Citizen Science in a Backyard Wetland Environment
Supporting their Quaker missions of community and environmental stewardship, Sidwell Friends Middle School supplement their environmental science curricula (bioblitz, bee studies, toxicology, energy/sustainability) with observation, tracking and recording of seasonal bird activity on their 15-acre campus. After renovating and obtaining LEED Platinum Certification for their Sidwell Friends School Middle School building in 2007, the school community continues to pursue the school’s mission of community and environmental stewardship. The area is now a National Wildlife Federation Certified Habitat.

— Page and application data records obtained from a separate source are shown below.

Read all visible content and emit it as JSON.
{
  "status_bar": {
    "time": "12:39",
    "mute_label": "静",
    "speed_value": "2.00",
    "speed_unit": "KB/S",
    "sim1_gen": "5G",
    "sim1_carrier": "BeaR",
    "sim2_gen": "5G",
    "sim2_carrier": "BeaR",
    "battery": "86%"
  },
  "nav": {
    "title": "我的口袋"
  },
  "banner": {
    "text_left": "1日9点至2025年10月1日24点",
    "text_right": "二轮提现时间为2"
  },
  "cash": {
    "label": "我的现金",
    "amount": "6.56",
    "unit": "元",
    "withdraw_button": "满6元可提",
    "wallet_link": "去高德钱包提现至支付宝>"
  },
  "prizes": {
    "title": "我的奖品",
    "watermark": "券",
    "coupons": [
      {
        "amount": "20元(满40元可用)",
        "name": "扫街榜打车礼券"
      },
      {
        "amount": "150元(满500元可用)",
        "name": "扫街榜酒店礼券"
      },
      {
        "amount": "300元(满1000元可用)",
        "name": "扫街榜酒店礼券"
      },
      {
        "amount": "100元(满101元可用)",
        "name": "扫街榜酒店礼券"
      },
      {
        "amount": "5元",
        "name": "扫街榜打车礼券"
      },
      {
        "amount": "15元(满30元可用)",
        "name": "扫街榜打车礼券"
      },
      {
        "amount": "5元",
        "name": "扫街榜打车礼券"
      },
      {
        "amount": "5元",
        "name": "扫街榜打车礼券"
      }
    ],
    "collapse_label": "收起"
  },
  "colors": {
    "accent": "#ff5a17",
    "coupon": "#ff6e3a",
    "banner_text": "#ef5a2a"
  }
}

There are wetlands on campus which support indigenous plants, lily pads, and fish. Since 2009, students have been recording wildlife sightings which have included hawks and owls. One of the bioblitz activities involved the seventh-grade Nationalience students identifying all the animals and plants they could. For insects, a live sample of each species is put in a jar with a mesh lid, recorded, observed, and released. Current wetland plantings include those which attract bee and butterfly populations. Eighth graders conduct an annual survey of pollinators on campus. They are working closely with the U.S. Geological Survey, which helps them design their research and identifies their bees. So far, they are up to 68 species of bees on campus, including 12 species never before recorded in the city!
In the future, the school hopes to build birdhouses and nut feeders to support a more diverse group of birds. Specifically, they want to provide suet and nut logs for woodpeckers, niger and thistle for finches, hummingbird feeders, and white millet for mourning doves and white-throated sparrows, and more.